Shaimus is a tan-coated Retriever whose bark single-handedly serves as the Neighborhood Watch, saving everyone from vicious postmen and evil pizza deliverers. He and Quincy are casual pals, greeting each other on the sidewalk with the standard sniffing protocol until they’re distracted by something more intoxicating. As for shacking up under the same roof, however, Quincy demonstrated little hospitality.Just as soon as Shaimus entered the house, Quincy issued a protective, territorial growl, warning Shaimus to not take another step. So Shaimus plopped down in the entry foyer, a strip of real estate wedged between the front door, a squat bookcase filled with albums of my wife’s ex-boyfriends, and the entry way to Quincy’s fantastic three-bedroom lair—furnished with fleece carpets, a waterbed couch and a fridge stocked with some of the freshest rawhide available—flown in daily.
The geometry of Shaimus’ narrow parcel obscured his view corridor, so Quincy made sure to broadcast all of her delights by parading her stock of well-worn stuffed animals. “These are my morning stuffies, while those are my afternoon stuffies. My evening stuffies are nicely tucked into my comfortable dog bed, but I need not tax you with those at the moment.” Quincy continued with her show & tell, delighting in her riches as Shaimus laid in a pool of austerity.
My wife and I were hardly prepared for such a standoff.
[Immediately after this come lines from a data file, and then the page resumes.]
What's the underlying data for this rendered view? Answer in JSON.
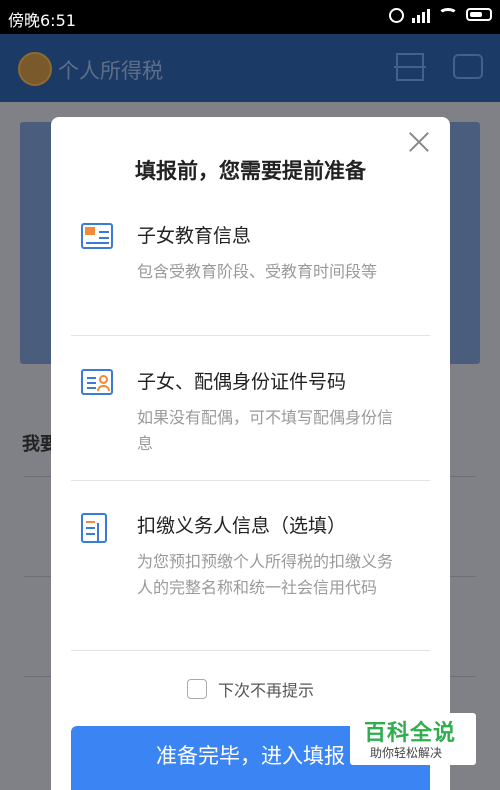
{
  "status_bar": {
    "time": "傍晚6:51"
  },
  "app_header": {
    "title": "个人所得税",
    "icons": [
      "emblem-icon",
      "scan-icon",
      "message-icon"
    ]
  },
  "background": {
    "section_heading": "我要"
  },
  "modal": {
    "title": "填报前，您需要提前准备",
    "items": [
      {
        "icon": "education-id-card-icon",
        "label": "子女教育信息",
        "description": "包含受教育阶段、受教育时间段等"
      },
      {
        "icon": "person-id-card-icon",
        "label": "子女、配偶身份证件号码",
        "description": "如果没有配偶，可不填写配偶身份信息"
      },
      {
        "icon": "building-document-icon",
        "label": "扣缴义务人信息（选填）",
        "description": "为您预扣预缴个人所得税的扣缴义务人的完整名称和统一社会信用代码"
      }
    ],
    "checkbox_label": "下次不再提示",
    "primary_button": "准备完毕，进入填报"
  },
  "watermark": {
    "title": "百科全说",
    "subtitle": "助你轻松解决"
  }
}
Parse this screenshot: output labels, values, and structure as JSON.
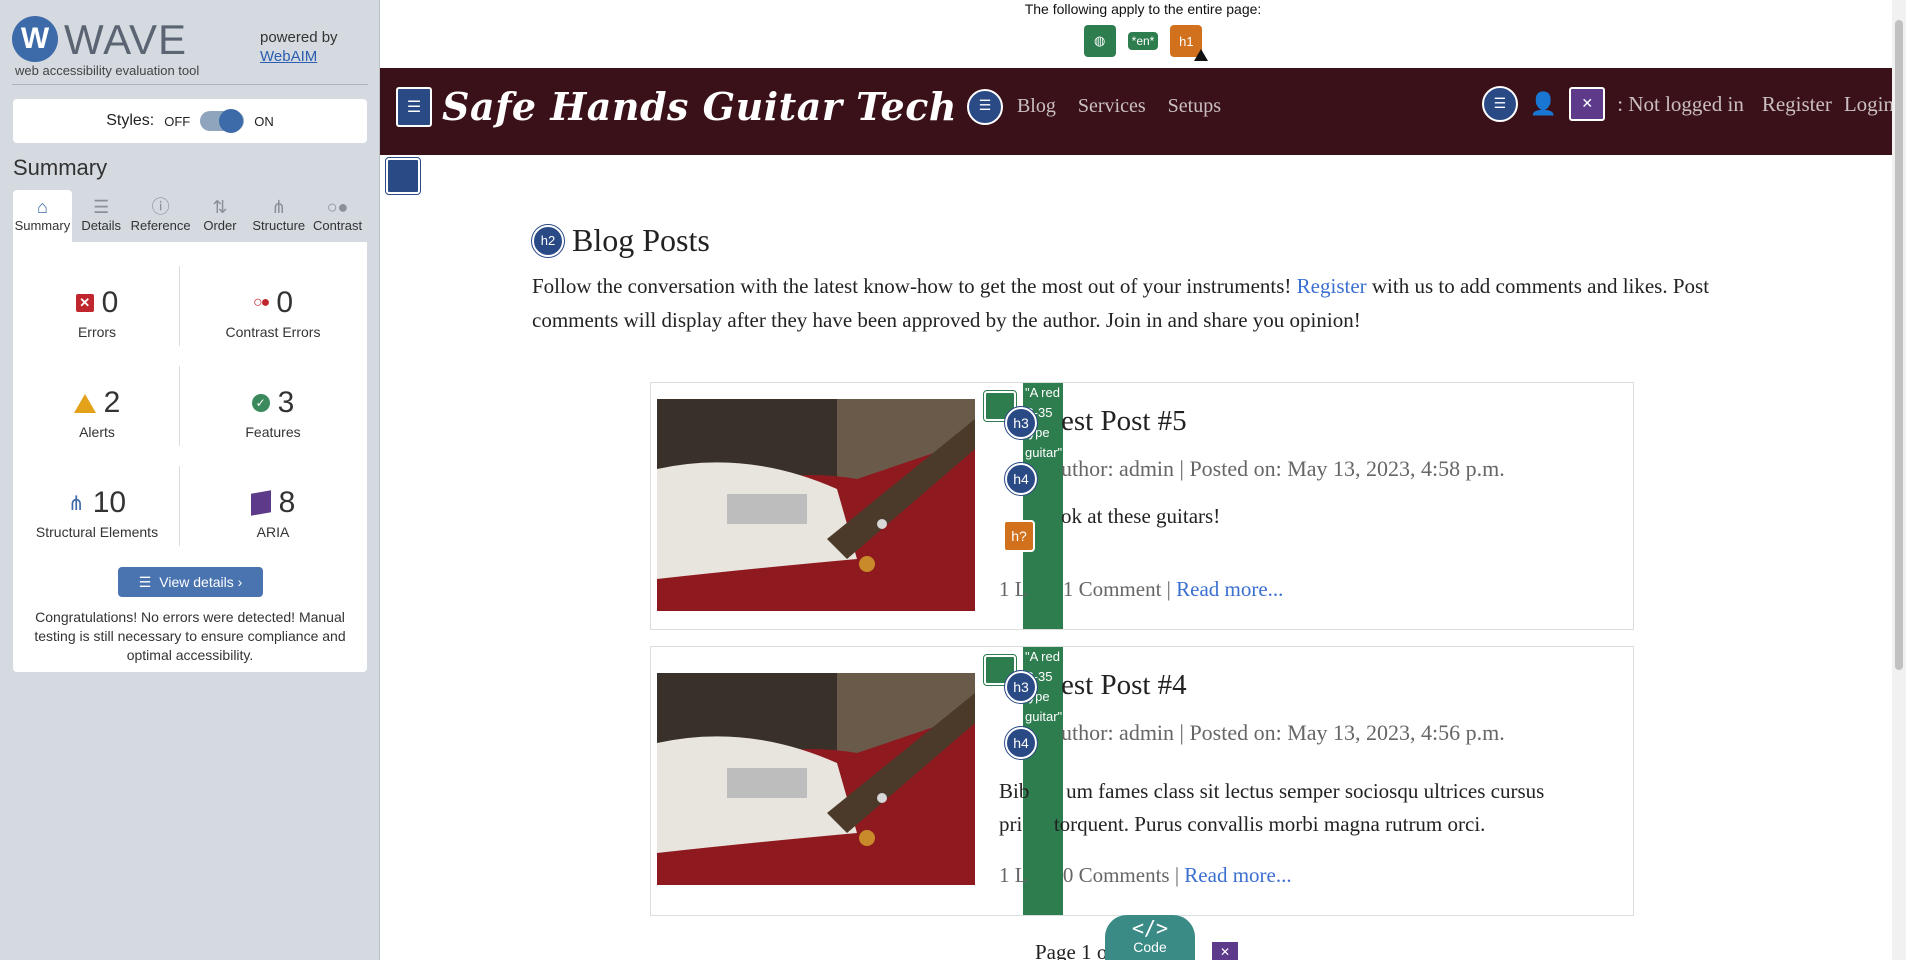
{
  "wave": {
    "title": "WAVE",
    "subtitle": "web accessibility evaluation tool",
    "powered_by": "powered by",
    "powered_link": "WebAIM",
    "styles_label": "Styles:",
    "styles_off": "OFF",
    "styles_on": "ON",
    "summary_heading": "Summary",
    "tabs": [
      {
        "label": "Summary",
        "icon": "home-icon"
      },
      {
        "label": "Details",
        "icon": "list-icon"
      },
      {
        "label": "Reference",
        "icon": "info-icon"
      },
      {
        "label": "Order",
        "icon": "order-icon"
      },
      {
        "label": "Structure",
        "icon": "structure-icon"
      },
      {
        "label": "Contrast",
        "icon": "contrast-icon"
      }
    ],
    "stats": {
      "errors": {
        "value": "0",
        "label": "Errors"
      },
      "contrast_errors": {
        "value": "0",
        "label": "Contrast Errors"
      },
      "alerts": {
        "value": "2",
        "label": "Alerts"
      },
      "features": {
        "value": "3",
        "label": "Features"
      },
      "structural": {
        "value": "10",
        "label": "Structural Elements"
      },
      "aria": {
        "value": "8",
        "label": "ARIA"
      }
    },
    "view_details": "View details ›",
    "congrats": "Congratulations! No errors were detected! Manual testing is still necessary to ensure compliance and optimal accessibility."
  },
  "page": {
    "apply_text": "The following apply to the entire page:",
    "apply_icons": {
      "lang": "language-icon",
      "en": "*en*",
      "h1": "h1"
    },
    "site_title": "Safe Hands Guitar Tech",
    "nav": [
      "Blog",
      "Services",
      "Setups"
    ],
    "not_logged": ": Not logged in",
    "register": "Register",
    "login": "Login",
    "heading_badge": "h2",
    "heading": "Blog Posts",
    "intro_before": "Follow the conversation with the latest know-how to get the most out of your instruments! ",
    "intro_link": "Register",
    "intro_after": " with us to add comments and likes. Post comments will display after they have been approved by the author. Join in and share you opinion!",
    "posts": [
      {
        "title": "est Post #5",
        "meta": "uthor: admin | Posted on: May 13, 2023, 4:58 p.m.",
        "excerpt": "ok at these guitars!",
        "likes": "1 L",
        "comments": "1 Comment |",
        "read_more": "Read more...",
        "alt_text": "\"A red S-35 type guitar\""
      },
      {
        "title": "est Post #4",
        "meta": "uthor: admin | Posted on: May 13, 2023, 4:56 p.m.",
        "excerpt_1": "Bib       um fames class sit lectus semper sociosqu ultrices cursus",
        "excerpt_2": "pri      torquent. Purus convallis morbi magna rutrum orci.",
        "likes": "1 L",
        "comments": "0 Comments |",
        "read_more": "Read more...",
        "alt_text": "\"A red S-35 type guitar\""
      }
    ],
    "badges": {
      "h3": "h3",
      "h4": "h4",
      "hq": "h?"
    },
    "code_label": "Code",
    "pager": "Page 1 o"
  },
  "colors": {
    "nav_bg": "#3b1119",
    "wave_blue": "#3d6aa8",
    "feature_green": "#2e7d4f",
    "alert_orange": "#d2711d",
    "aria_purple": "#5d3a8a",
    "link_blue": "#3b6fd0"
  }
}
As the new parents of a five-month-old girl, we were well read in the area of parenting—but only through the chapters dedicated to newborns. Our bag of tricks was limited to sleep, feed, and change—hardly a strong enough grasp to break through this stalemate.
In brainstorming through the weapons at our disposal—negotiating, bribing, and the ever-potent timeout—it occurred to us that Shaimus held the higher ground here, as he was plopped in front of the front door—the only means of egress. Quincy loves going outside. If Shaimus wasn’t allowed into the house, then Quincy wasn’t allowed outside—a newly adopted rule that we were certain would break the standoff. And it did—Quincy crapped in the kitchen.
Teaching a dog to share with a moment’s notice is like teaching a kid to read in a day. And while Quincy was wholly undeserving based on her behavior, we ultimately flooded the situation with treats. It was like giving a kid a Twizzlers, a Whatchamacallit and some Now ‘n’ Laters for doing the absolute wrong thing.
With the dogs hopped up on deliciousness, we negotiated a generous easement to access the front door. The peace accord lasted through the night, until the neighbors came home. “Everything went fine—not a problem.” That’s what we told them, not wanting to admit that our dog’s lack of hospitality bordered on sadistic. But they must have known something was up as Quincy and Shaimus’ sidewalk meet-and-greets were never quite the same.